Logo - Wall Street JournalDecember 12, 2001 | The Wall Street Journal

By David Bank

The Pacifica Foundation, owner of five nonprofit radio stations, agreed to restructure its board to give control to local activists, who are expected to restore the stations’ left-leaning programming.

The settlement agreement appears to end a two-year struggle for control of the radio network, which included midnight lock-outs and noisy sit-ins at KPFA-FM in Berkeley, Calif., and WBAI-FM in New York. Pacifica also owns KPFK-FM Los Angeles, KPFT-FM in Houston and WPFW-FM in Washington.

The settlement, which ends four lawsuits pending against the foundation and members of its board, also includes a $400,000 insurance payment to the foundation to settle claims of “corporate waste” by individual board members. A lawyer for the plaintiffs said the funds would help ease the radio network’s financial crisis.

“The significant thing about the settlement is the current majority has agreed to give up power, to give up control of the board,” said Adam Belsky, lawyer for the state of California and the group of listeners who brought the lawsuits. “The programming is going to change. The fundamental direction of the organization is going to change.”

During the dispute, all but one of the Pacifica stations dropped the daily public-affairs show, “Democracy Now,” for example. Even under the current board, Pacifica features reports such as an interview with Cuba’s Fidel Castro.

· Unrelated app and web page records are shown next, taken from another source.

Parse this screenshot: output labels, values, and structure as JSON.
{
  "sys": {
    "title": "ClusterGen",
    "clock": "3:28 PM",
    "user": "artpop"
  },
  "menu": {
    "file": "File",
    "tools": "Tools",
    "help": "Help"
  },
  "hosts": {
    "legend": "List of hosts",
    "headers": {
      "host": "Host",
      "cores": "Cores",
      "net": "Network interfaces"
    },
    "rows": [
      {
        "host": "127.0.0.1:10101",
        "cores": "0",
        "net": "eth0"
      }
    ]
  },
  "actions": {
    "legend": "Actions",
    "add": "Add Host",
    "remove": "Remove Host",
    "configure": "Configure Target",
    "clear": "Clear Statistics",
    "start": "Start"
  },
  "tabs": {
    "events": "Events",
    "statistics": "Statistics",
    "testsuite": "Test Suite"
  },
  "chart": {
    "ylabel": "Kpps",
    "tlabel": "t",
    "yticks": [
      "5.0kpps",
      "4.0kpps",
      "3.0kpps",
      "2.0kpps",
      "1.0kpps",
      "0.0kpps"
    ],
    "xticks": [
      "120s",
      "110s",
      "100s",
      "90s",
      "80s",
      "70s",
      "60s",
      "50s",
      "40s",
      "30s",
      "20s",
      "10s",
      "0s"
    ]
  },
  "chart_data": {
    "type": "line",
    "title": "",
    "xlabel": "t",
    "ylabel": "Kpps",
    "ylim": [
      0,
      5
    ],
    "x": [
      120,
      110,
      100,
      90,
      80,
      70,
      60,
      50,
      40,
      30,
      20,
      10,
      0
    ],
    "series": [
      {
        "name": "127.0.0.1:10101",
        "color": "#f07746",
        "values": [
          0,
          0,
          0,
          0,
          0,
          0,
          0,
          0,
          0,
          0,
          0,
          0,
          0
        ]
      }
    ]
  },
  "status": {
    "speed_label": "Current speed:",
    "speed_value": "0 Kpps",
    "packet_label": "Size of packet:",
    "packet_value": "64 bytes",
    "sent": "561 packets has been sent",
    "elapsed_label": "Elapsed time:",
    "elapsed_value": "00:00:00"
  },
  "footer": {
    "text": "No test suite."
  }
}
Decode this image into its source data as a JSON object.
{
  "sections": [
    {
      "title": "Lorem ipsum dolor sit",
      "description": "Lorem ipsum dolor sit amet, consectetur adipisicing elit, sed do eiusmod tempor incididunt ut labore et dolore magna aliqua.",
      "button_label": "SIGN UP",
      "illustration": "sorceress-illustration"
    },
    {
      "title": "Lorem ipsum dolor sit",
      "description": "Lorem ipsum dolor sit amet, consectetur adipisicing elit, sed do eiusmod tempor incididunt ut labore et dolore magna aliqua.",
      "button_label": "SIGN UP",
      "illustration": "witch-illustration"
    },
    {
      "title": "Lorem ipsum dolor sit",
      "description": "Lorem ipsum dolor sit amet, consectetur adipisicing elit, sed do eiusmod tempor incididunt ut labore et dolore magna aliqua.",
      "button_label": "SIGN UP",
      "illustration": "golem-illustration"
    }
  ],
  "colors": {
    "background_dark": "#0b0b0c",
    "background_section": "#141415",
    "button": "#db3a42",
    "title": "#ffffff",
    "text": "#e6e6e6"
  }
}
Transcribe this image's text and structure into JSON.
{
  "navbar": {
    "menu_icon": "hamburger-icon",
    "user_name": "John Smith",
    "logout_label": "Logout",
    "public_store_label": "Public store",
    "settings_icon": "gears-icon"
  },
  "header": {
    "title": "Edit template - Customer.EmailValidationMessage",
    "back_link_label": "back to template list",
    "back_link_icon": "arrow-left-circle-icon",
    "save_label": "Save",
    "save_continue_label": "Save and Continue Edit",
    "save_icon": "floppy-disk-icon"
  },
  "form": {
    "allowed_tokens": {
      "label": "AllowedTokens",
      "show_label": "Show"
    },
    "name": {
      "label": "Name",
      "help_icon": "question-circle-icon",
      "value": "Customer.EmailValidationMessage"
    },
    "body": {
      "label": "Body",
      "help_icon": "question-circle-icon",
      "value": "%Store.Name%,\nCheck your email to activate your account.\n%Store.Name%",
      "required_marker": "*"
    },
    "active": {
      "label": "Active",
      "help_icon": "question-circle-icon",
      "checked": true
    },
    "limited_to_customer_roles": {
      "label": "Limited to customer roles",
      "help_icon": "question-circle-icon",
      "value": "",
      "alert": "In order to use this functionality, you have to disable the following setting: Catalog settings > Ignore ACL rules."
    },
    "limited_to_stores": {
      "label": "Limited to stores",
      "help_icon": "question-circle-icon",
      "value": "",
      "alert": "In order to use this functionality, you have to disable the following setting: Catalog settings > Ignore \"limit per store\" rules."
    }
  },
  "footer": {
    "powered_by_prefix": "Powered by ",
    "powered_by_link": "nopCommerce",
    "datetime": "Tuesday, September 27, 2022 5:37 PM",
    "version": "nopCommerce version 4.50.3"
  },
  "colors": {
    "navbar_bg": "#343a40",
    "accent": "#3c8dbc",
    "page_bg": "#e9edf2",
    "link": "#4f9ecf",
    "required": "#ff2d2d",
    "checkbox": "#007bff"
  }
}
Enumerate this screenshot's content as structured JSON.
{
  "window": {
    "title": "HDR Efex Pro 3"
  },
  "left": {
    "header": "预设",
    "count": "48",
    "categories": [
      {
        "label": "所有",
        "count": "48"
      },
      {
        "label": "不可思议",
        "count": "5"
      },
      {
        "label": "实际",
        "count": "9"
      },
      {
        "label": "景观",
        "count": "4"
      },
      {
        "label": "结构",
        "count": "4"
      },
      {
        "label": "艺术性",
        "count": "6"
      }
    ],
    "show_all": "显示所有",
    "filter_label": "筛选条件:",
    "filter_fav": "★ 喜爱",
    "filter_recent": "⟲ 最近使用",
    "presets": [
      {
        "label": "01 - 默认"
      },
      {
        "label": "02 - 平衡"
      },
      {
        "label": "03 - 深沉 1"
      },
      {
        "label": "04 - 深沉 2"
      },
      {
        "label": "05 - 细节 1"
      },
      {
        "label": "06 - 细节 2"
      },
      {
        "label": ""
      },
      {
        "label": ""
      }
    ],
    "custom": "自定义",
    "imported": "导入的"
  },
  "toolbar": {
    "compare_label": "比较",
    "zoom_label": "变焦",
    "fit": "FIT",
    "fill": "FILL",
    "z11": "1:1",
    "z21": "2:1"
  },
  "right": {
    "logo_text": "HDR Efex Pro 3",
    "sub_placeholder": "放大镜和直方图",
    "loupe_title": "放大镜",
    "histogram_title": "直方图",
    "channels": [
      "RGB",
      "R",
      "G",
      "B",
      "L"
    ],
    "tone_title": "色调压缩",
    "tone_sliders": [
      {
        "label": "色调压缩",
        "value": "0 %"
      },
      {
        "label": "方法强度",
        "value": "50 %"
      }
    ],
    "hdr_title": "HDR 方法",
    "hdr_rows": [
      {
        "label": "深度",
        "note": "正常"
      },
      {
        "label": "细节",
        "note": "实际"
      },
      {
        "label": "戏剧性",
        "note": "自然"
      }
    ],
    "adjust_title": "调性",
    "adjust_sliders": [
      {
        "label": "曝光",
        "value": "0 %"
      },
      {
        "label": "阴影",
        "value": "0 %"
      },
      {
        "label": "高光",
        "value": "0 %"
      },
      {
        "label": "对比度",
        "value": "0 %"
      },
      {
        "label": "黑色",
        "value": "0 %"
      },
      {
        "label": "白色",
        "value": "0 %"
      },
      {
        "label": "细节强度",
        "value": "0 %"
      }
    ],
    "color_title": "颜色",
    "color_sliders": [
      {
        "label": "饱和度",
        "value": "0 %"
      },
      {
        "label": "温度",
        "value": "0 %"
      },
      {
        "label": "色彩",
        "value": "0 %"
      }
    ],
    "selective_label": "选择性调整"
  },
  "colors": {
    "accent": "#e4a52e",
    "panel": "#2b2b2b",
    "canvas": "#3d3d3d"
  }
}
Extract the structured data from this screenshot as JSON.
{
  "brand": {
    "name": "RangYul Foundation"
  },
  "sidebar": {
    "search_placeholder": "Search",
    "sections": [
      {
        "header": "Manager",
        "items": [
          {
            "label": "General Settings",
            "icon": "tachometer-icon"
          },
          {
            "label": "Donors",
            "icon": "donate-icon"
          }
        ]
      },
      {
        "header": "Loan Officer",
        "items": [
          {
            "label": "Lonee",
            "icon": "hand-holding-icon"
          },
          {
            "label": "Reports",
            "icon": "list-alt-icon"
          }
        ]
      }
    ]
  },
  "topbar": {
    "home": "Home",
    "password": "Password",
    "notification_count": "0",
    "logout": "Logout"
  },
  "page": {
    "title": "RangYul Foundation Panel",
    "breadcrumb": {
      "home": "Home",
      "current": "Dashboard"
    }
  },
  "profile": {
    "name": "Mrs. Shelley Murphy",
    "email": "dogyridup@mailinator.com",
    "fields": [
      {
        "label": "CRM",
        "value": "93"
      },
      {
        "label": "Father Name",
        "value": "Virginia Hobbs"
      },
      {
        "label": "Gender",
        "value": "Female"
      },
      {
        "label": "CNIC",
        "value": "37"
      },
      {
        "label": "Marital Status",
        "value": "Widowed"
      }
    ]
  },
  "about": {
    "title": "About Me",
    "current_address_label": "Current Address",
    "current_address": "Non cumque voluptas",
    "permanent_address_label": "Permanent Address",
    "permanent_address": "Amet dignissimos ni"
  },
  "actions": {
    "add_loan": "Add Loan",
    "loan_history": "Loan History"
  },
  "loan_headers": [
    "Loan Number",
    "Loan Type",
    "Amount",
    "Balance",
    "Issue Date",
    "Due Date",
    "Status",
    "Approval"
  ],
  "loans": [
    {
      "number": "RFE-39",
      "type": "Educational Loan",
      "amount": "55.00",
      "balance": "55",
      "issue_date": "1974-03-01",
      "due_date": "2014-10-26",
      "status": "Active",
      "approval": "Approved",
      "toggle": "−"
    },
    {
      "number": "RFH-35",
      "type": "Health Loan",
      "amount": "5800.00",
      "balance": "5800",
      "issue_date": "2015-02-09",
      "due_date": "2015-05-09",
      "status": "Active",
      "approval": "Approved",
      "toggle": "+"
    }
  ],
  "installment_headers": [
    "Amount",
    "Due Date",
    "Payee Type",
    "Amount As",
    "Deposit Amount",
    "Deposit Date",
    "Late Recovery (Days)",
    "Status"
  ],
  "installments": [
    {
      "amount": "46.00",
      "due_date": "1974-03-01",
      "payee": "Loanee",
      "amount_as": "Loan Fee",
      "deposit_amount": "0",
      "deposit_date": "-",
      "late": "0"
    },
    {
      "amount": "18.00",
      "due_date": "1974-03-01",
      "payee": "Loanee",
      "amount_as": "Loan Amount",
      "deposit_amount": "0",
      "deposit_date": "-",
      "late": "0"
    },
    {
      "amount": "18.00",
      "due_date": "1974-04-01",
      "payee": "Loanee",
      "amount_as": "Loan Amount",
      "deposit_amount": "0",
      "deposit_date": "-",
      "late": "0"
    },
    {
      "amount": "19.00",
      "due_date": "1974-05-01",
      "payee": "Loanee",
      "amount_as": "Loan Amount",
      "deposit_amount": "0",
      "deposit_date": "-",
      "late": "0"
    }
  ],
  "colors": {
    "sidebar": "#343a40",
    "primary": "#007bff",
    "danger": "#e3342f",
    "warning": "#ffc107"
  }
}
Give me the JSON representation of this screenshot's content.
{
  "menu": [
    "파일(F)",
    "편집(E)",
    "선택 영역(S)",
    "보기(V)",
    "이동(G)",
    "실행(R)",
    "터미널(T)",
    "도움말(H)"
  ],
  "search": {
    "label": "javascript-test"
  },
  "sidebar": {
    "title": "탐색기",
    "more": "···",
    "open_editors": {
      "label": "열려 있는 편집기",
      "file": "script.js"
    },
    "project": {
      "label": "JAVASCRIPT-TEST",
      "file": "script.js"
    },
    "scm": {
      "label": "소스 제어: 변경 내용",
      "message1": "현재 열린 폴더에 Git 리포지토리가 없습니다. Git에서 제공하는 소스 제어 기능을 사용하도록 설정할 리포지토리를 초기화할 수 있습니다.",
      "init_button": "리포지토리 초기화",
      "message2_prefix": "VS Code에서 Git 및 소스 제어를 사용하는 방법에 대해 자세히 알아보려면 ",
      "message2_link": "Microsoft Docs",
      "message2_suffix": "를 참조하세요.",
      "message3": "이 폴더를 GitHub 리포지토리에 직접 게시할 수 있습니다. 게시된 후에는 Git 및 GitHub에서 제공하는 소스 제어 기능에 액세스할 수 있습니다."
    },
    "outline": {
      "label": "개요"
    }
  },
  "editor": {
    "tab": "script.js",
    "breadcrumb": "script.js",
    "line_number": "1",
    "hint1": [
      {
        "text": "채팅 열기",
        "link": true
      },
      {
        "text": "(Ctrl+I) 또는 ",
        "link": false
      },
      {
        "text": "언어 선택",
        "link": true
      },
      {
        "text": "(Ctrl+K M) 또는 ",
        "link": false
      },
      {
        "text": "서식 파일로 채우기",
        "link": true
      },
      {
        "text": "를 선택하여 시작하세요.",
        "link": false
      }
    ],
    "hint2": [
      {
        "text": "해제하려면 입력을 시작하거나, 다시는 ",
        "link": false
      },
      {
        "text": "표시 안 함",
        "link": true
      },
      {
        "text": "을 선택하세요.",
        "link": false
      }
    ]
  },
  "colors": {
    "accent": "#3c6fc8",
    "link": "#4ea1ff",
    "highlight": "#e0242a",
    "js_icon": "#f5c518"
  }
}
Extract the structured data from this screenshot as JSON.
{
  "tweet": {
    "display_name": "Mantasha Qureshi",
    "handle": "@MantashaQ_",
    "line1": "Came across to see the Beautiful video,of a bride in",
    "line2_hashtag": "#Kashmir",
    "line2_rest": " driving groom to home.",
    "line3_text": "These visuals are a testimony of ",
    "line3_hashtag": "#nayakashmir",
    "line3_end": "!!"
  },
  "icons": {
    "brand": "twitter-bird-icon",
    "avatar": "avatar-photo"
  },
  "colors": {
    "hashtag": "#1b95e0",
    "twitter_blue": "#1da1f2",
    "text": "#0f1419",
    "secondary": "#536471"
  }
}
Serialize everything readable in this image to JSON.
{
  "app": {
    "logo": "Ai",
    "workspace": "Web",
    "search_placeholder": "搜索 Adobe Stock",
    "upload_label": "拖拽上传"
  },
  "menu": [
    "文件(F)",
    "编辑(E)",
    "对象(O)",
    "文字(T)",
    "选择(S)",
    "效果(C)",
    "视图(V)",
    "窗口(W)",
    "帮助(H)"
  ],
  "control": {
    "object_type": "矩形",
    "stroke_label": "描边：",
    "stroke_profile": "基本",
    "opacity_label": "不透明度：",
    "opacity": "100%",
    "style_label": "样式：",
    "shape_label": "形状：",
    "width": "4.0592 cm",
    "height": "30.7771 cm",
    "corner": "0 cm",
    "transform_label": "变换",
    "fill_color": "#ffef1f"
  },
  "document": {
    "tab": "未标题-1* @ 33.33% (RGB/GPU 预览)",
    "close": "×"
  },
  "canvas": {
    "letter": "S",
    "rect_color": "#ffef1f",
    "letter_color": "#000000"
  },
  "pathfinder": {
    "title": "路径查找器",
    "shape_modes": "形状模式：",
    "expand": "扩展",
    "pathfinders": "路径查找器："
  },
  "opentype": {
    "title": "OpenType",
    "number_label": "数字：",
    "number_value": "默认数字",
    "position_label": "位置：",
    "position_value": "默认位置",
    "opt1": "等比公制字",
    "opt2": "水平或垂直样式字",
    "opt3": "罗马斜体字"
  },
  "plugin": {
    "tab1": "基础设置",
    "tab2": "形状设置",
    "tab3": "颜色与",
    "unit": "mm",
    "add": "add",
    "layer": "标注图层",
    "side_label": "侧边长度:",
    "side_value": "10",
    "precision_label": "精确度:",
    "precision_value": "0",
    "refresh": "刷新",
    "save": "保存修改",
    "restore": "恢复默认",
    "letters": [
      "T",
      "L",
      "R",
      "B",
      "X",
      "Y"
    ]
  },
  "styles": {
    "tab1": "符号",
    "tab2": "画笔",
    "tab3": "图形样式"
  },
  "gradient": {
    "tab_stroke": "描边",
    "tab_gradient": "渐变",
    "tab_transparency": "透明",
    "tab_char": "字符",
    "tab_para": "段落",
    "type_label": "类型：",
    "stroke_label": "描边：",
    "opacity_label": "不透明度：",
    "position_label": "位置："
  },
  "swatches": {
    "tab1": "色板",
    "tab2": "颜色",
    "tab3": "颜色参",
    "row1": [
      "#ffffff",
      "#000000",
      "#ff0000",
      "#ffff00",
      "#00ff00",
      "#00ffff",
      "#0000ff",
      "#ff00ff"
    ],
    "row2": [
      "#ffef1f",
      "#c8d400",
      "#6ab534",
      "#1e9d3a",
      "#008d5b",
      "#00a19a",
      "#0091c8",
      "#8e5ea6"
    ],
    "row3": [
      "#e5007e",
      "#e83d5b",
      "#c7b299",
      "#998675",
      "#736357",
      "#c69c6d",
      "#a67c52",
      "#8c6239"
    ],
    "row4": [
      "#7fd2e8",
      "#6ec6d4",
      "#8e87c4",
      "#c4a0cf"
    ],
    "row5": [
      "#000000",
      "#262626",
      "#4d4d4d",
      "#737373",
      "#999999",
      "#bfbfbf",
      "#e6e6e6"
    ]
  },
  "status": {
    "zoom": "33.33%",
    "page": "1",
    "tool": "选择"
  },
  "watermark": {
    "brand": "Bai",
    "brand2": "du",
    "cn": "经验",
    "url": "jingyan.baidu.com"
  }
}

Under the settlement, the current minority on the 15-member board will gain control for an interim period, during which it will draft new bylaws and hold new elections. The lawsuit had charged the board acted illegally when it changed bylaws to reduce the power of local station boards. Robert Darby, a lawyer for the Pacifica Foundation, said the settlement included provisions to encourage consensus among the board’s factions. He said all decisions would require the vote of at least one member of the current board majority or be passed by two-thirds.

The lawsuit was sparked in April 1999 when Pacifica’s board fired the manager of the Berkeley station. After on-air protests of the dismissal, the foundation ordered a lockout of the staff, prompting noisy street demonstrations outside the station. Programmers were also fired at the New York station and at other stations.

The foundation, formerly based in Berkeley, moved its headquarters to Washington during the course of the dispute.